Last December the National Consumer Agency released news of a conviction they had secured against a Galway trader for the sale of a clocked car.
At the time the NCA sought and was granted an adjournment to enable the defendant Mr. Tabachuk to repay €4,000 to the consumer which has since been done.
In a sitting of Galway Distric Court yesterday Judge Mary Fahy described the act of clocking as 'a serious offense which merited a large fine'. Mr. Tabachuk was fined €1,200 (the maximum allowable at district court level) and ordered that the €4,000 originally paid for the car be returned to the buyer.
Commenting on today’s proceedings the Chief Executive of the National Consumer Agency, Ann Fitzgerald said, “The NCA takes the practice of clocking and the sale of clocked cars very seriously as it deceives consumers and can cause serious financial loss to them. The granting of the compensation order is very significant as it requires Mr Tabachuk to return the money paid by the consumer when they purchased the vehicle. This sends the message to traders that misleading practices such as this will be robustly dealt with by the Agency.
Originally there were two charges brought against the accused but state solicitor Willie Kennedy who prosecuted the case said the State was only proceeding on one of the summons yesterday.

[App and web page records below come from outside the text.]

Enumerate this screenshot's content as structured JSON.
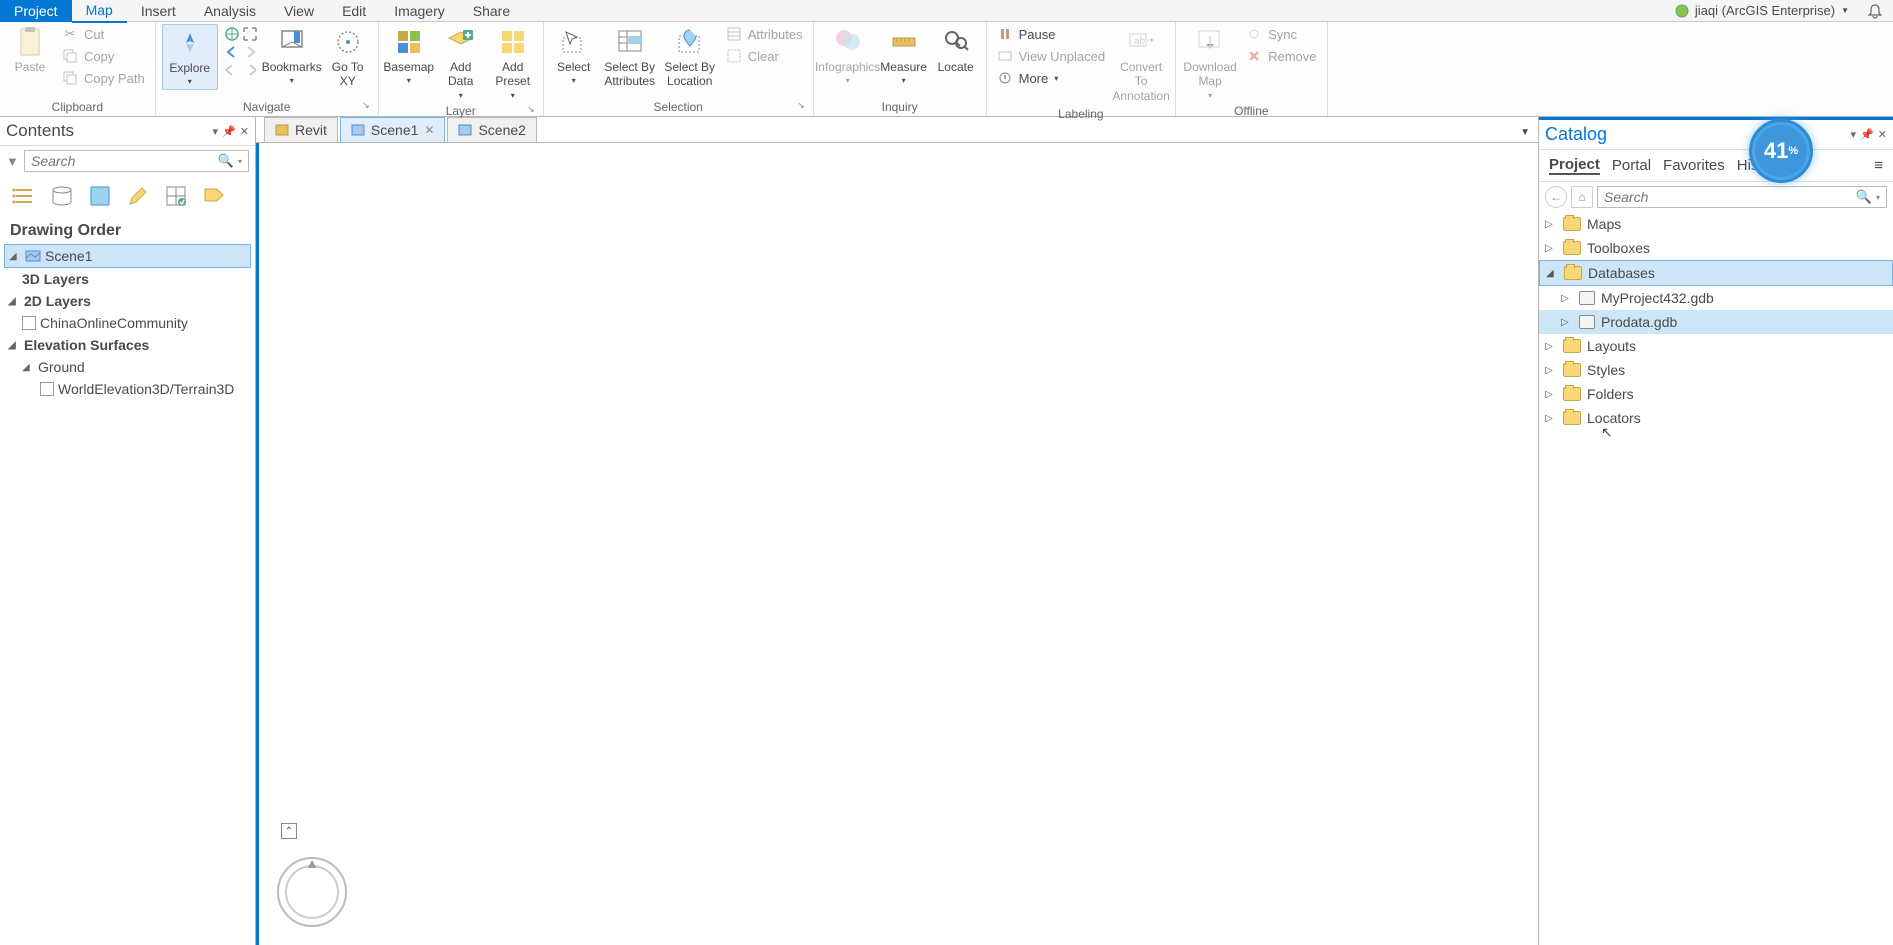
{
  "menubar": {
    "items": [
      "Project",
      "Map",
      "Insert",
      "Analysis",
      "View",
      "Edit",
      "Imagery",
      "Share"
    ],
    "user": "jiaqi (ArcGIS Enterprise)"
  },
  "ribbon": {
    "clipboard": {
      "label": "Clipboard",
      "paste": "Paste",
      "cut": "Cut",
      "copy": "Copy",
      "copy_path": "Copy Path"
    },
    "navigate": {
      "label": "Navigate",
      "explore": "Explore",
      "bookmarks": "Bookmarks",
      "go_to_xy": "Go To XY"
    },
    "layer": {
      "label": "Layer",
      "basemap": "Basemap",
      "add_data": "Add Data",
      "add_preset": "Add Preset"
    },
    "selection": {
      "label": "Selection",
      "select": "Select",
      "select_by_attributes": "Select By Attributes",
      "select_by_location": "Select By Location",
      "attributes": "Attributes",
      "clear": "Clear"
    },
    "inquiry": {
      "label": "Inquiry",
      "infographics": "Infographics",
      "measure": "Measure",
      "locate": "Locate"
    },
    "labeling": {
      "label": "Labeling",
      "pause": "Pause",
      "view_unplaced": "View Unplaced",
      "more": "More",
      "convert": "Convert To Annotation"
    },
    "offline": {
      "label": "Offline",
      "download_map": "Download Map",
      "sync": "Sync",
      "remove": "Remove"
    }
  },
  "contents": {
    "title": "Contents",
    "search_placeholder": "Search",
    "section": "Drawing Order",
    "active_scene": "Scene1",
    "layers_3d": "3D Layers",
    "layers_2d": "2D Layers",
    "china_layer": "ChinaOnlineCommunity",
    "elev_surfaces": "Elevation Surfaces",
    "ground": "Ground",
    "world_elev": "WorldElevation3D/Terrain3D"
  },
  "view_tabs": [
    "Revit",
    "Scene1",
    "Scene2"
  ],
  "catalog": {
    "title": "Catalog",
    "tabs": [
      "Project",
      "Portal",
      "Favorites",
      "History"
    ],
    "search_placeholder": "Search",
    "tree": {
      "maps": "Maps",
      "toolboxes": "Toolboxes",
      "databases": "Databases",
      "db_items": [
        "MyProject432.gdb",
        "Prodata.gdb"
      ],
      "layouts": "Layouts",
      "styles": "Styles",
      "folders": "Folders",
      "locators": "Locators"
    }
  },
  "progress": "41"
}
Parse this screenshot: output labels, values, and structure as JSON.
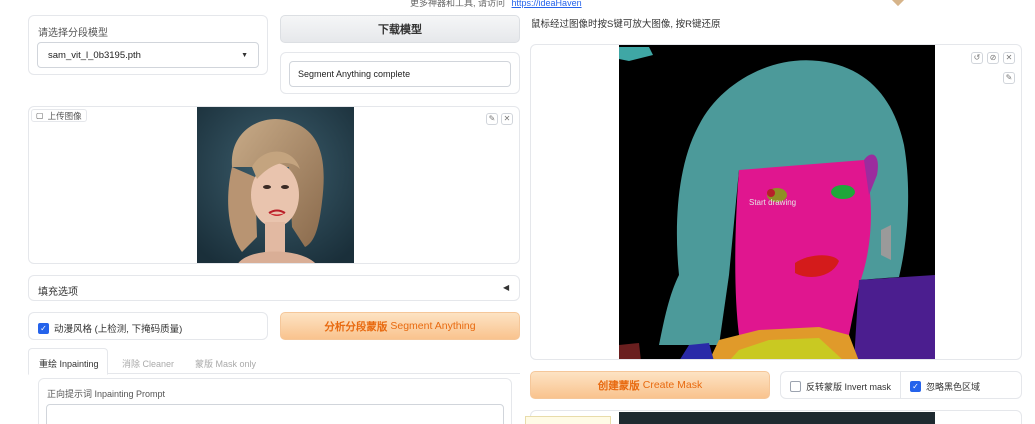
{
  "top_banner": {
    "text": "更多神器和工具, 请访问",
    "link": "https://ideaHaven"
  },
  "segment_model": {
    "label": "请选择分段模型",
    "selected": "sam_vit_l_0b3195.pth"
  },
  "download_button": {
    "label": "下载模型"
  },
  "status_box": {
    "value": "Segment Anything complete"
  },
  "upload_image": {
    "tag_label": "上传图像"
  },
  "fill_options": {
    "label": "填充选项"
  },
  "anime_style": {
    "label": "动漫风格 (上检测, 下掩码质量)",
    "checked": true
  },
  "analyze_button": {
    "zh": "分析分段蒙版",
    "en": "Segment Anything"
  },
  "tabs": [
    {
      "label": "重绘 Inpainting",
      "active": true
    },
    {
      "label": "消除 Cleaner",
      "active": false
    },
    {
      "label": "蒙版 Mask only",
      "active": false
    }
  ],
  "prompt": {
    "label": "正向提示词 Inpainting Prompt",
    "value": ""
  },
  "right_hint": "鼠标经过图像时按S键可放大图像, 按R键还原",
  "canvas": {
    "overlay_text": "Start drawing"
  },
  "create_mask_button": {
    "zh": "创建蒙版",
    "en": "Create Mask"
  },
  "invert_mask": {
    "label": "反转蒙版 Invert mask",
    "checked": false
  },
  "ignore_black": {
    "label": "忽略黑色区域",
    "checked": true
  },
  "colors": {
    "accent_orange": "#e86a10",
    "checkbox_blue": "#2563eb",
    "seg_teal": "#4c9a9a",
    "seg_magenta": "#e0168f"
  }
}
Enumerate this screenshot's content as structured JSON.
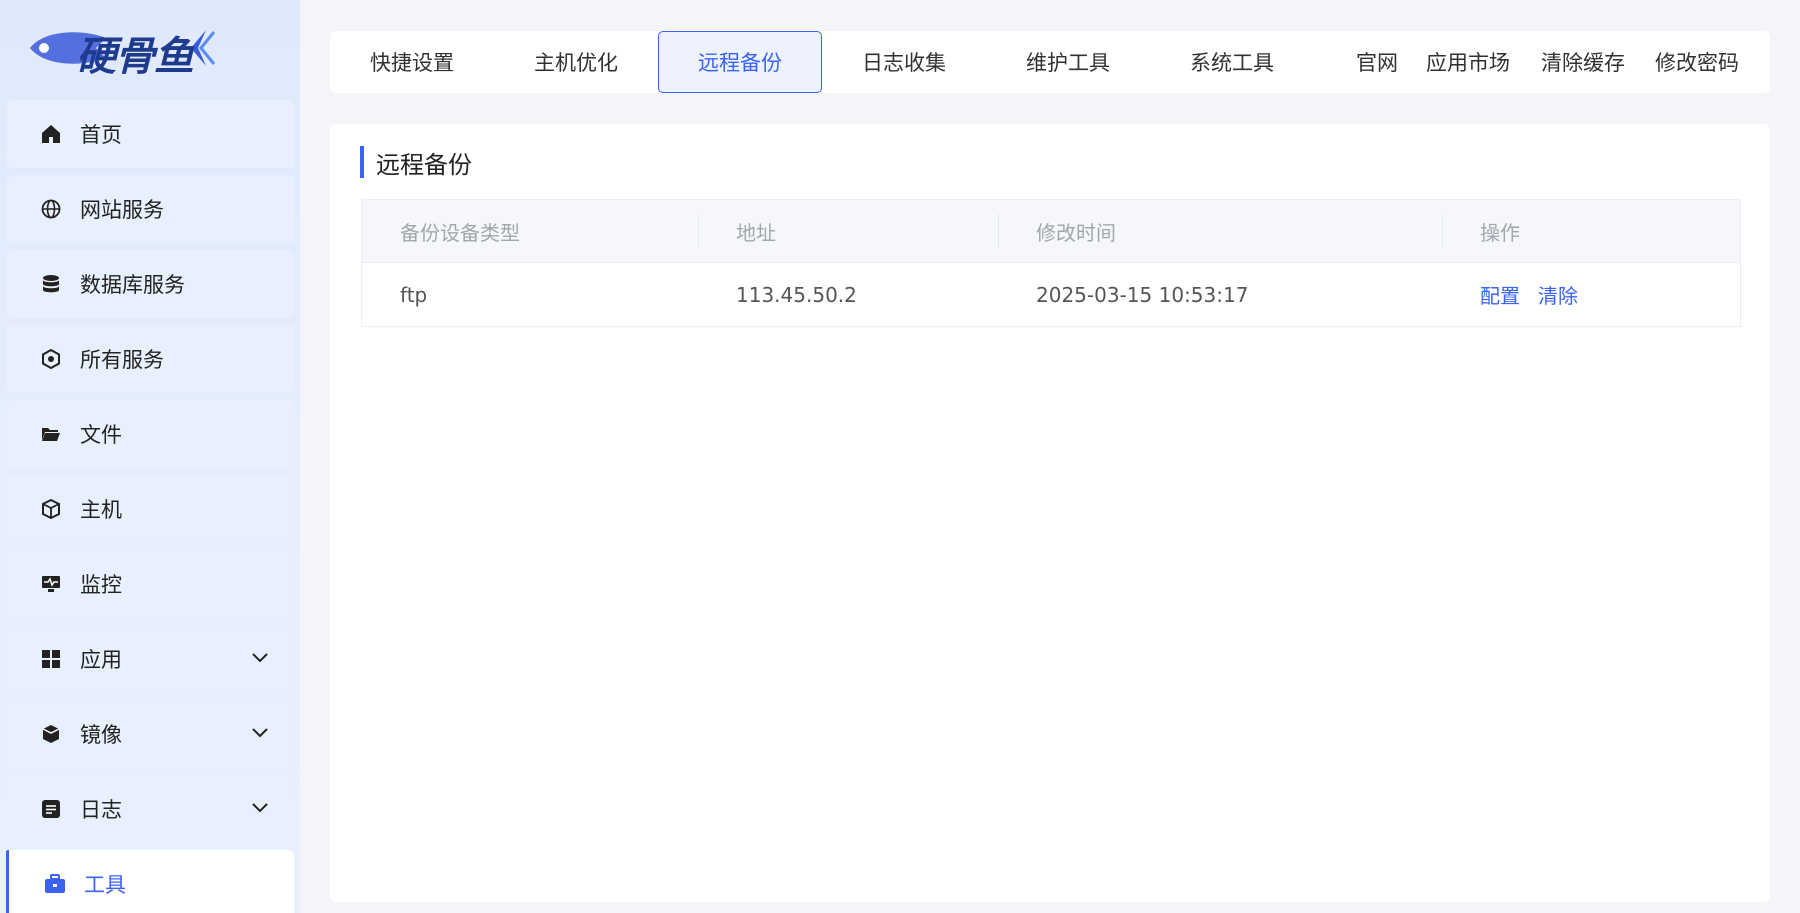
{
  "logo": {
    "text": "硬骨鱼"
  },
  "sidebar": {
    "items": [
      {
        "label": "首页"
      },
      {
        "label": "网站服务"
      },
      {
        "label": "数据库服务"
      },
      {
        "label": "所有服务"
      },
      {
        "label": "文件"
      },
      {
        "label": "主机"
      },
      {
        "label": "监控"
      },
      {
        "label": "应用"
      },
      {
        "label": "镜像"
      },
      {
        "label": "日志"
      },
      {
        "label": "工具"
      }
    ]
  },
  "topbar": {
    "tabs": [
      {
        "label": "快捷设置"
      },
      {
        "label": "主机优化"
      },
      {
        "label": "远程备份"
      },
      {
        "label": "日志收集"
      },
      {
        "label": "维护工具"
      },
      {
        "label": "系统工具"
      }
    ],
    "links": [
      {
        "label": "官网"
      },
      {
        "label": "应用市场"
      },
      {
        "label": "清除缓存"
      },
      {
        "label": "修改密码"
      }
    ]
  },
  "main": {
    "title": "远程备份",
    "table": {
      "headers": [
        "备份设备类型",
        "地址",
        "修改时间",
        "操作"
      ],
      "rows": [
        {
          "type": "ftp",
          "address": "113.45.50.2",
          "modified": "2025-03-15 10:53:17",
          "actions": [
            "配置",
            "清除"
          ]
        }
      ]
    }
  },
  "colors": {
    "accent": "#3a63f3",
    "sidebar_bg": "#e8f0fd",
    "page_bg": "#f3f5f9"
  }
}
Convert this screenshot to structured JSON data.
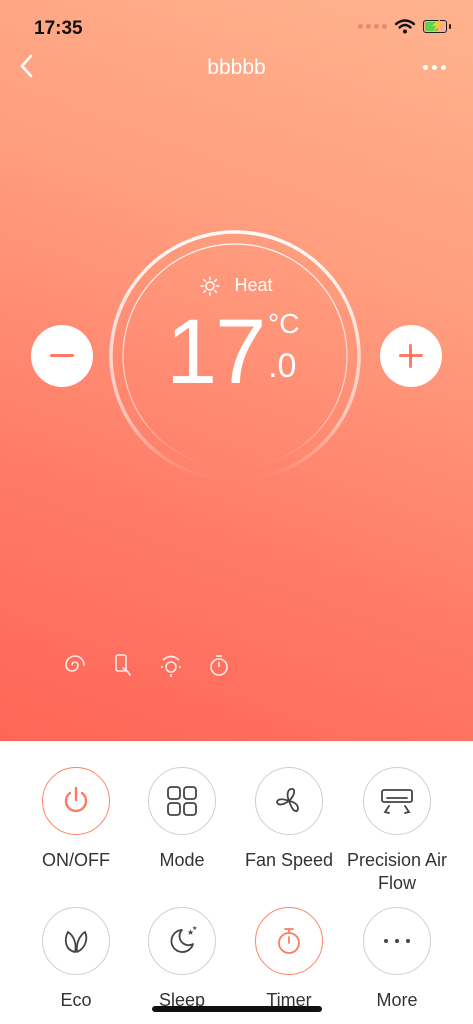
{
  "status_bar": {
    "time": "17:35"
  },
  "header": {
    "title": "bbbbb"
  },
  "thermostat": {
    "mode_label": "Heat",
    "temperature": "17",
    "unit": "°C",
    "decimal": ".0"
  },
  "controls": [
    {
      "label": "ON/OFF",
      "icon": "power-icon",
      "active": true
    },
    {
      "label": "Mode",
      "icon": "grid-icon",
      "active": false
    },
    {
      "label": "Fan Speed",
      "icon": "fan-icon",
      "active": false
    },
    {
      "label": "Precision Air Flow",
      "icon": "air-flow-icon",
      "active": false
    },
    {
      "label": "Eco",
      "icon": "leaf-icon",
      "active": false
    },
    {
      "label": "Sleep",
      "icon": "moon-icon",
      "active": false
    },
    {
      "label": "Timer",
      "icon": "timer-icon",
      "active": true
    },
    {
      "label": "More",
      "icon": "more-icon",
      "active": false
    }
  ],
  "colors": {
    "accent": "#ff7a66",
    "gradient_top": "#ffb38e",
    "gradient_bottom": "#ff6656"
  }
}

The official press release from the NCA states that;
As previously highlighted by Motorcheck on the RTE News, car clocking remains a serious problem for Irish and UK car buyers. Our Irish National Mileage Register now has over 4.6 million car readings and continues to help Irish consumers identify a clocked car before going through with a purchase but there's no doubt that tougher legislation will also help to stamp out the practice.
In the News
Here's a copy of the RTE News Report broadcast last night.